In its first season, Marvel’s first foray in to Netflix astounded many with its grounded, brutal and generally fantastic Daredevil TV show. Any doubts about the quality of another Daredevil adaptation were firmly quashed after the first episode and season 2 starts in pretty much the same fashion. With Fisk behind bars, Hell’s Kitchen is under the watchful eye of Daredevil, always on the look-out (for want of a better word) for criminals, which our titular hero dispatches with glee. And Nelson & Murdoch, despite struggling to keep afloat, have never been busier. A happy medium seems to have been found, despite Foggy still having reservations about his visually impaired best friend stalking the city’s seedy underbelly at night. But this is a superhero story. Things can’t stay happy for long, and following a gangland execution, there seems to be a new threat in town. Enter The Punisher, played with exhausting ferocity by Jon Bernthal, and quite possibly steals the show, too. It’s not long before worlds collide. One of The Punisher’s victims survives and seeks council with Nelson and Murdoch, meaning Matt is getting to the bottom of things as both lawyer and vigilante.
Daredevil starts very strongly indeed, with Charlie Cox impressing yet again as the Devil of Hell’s Kitchen, along with the very impressive supporting cast. By the end of the third episode you’ll feel out of breath, and episode four will knock the rest of the stuffing out of you. There’s plenty of dust ups throughout, and every one involving Daredevil is wonderfully choreographed martial arts action, which is particularly impressive when he takes on a motorcycle gang early on in the series, in a set piece reminiscent of season one’s one-take corridor scene. The Punisher on the other hand, compared to Daredevil’s ballet of violence, is primal, nasty and dirty. If he hasn’t got a fire arm to hand he will incapacitate by any means necessary. His methods make Daredevil seem somewhat family friendly in contrast, given how brutally he slays his victims, which in many cases is extremely graphic and there is no flair or finesse, just brute force and anger. This however is just as satisfying, if not more than the impressive free flowing fights that Daredevil gets in to.
As episodes progress, things become more strained between Matt, Karen and Foggy, as the latter feels the relationship between the three is becoming compromised by Daredevil, which unfortunately makes for a more interesting storyline at this point than seeing the hero doing what he does best. Karen yet again manages to get herself in the thick of it, as she endeavors to uncover the truth about Frank Castle, and putting herself in harms way once again. Things don’t end smoothly either, with questions being left over relationships on all sides. When Elektra is introduced, Matt doesn’t want anything to do with her, but she manages to convince him to assist her, and that’s when things start affecting his personal life and it stops being as enjoyable. At first things take an interesting turn, but it’s not long before Elektra’s story line starts to drag, as it seems they repeatedly keep getting in to the same situation. That isn’t to say the character isn’t of interest, as she’s enigmatic, and can kick arse with the rest of them. Luckily we’ve still got the Punisher/Frank Castle storyline to keep us invested, as it’s as captivating as it is ultraviolent.

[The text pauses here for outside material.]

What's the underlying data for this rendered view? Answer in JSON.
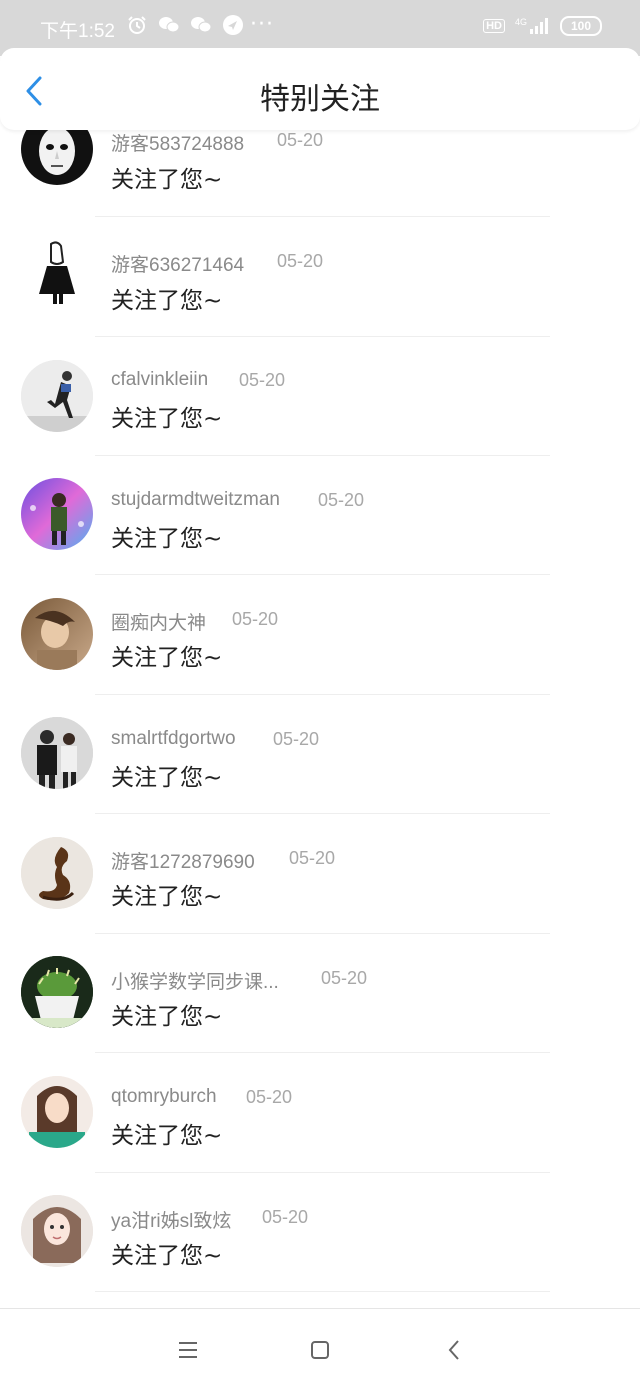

It may not have the unsettling threat of Wilson Fisk hanging over it this time (although he does make a couple of appearances midway through as we’re treated to some jail time), but the Punisher makes up for that with an unflinchingly brutal character that will have you questioning yourself whether you should be rooting for him or not. And while it does dip in quality towards the end, it’s another superb Marvel series that makes the movies look like they’re for pre-school kids.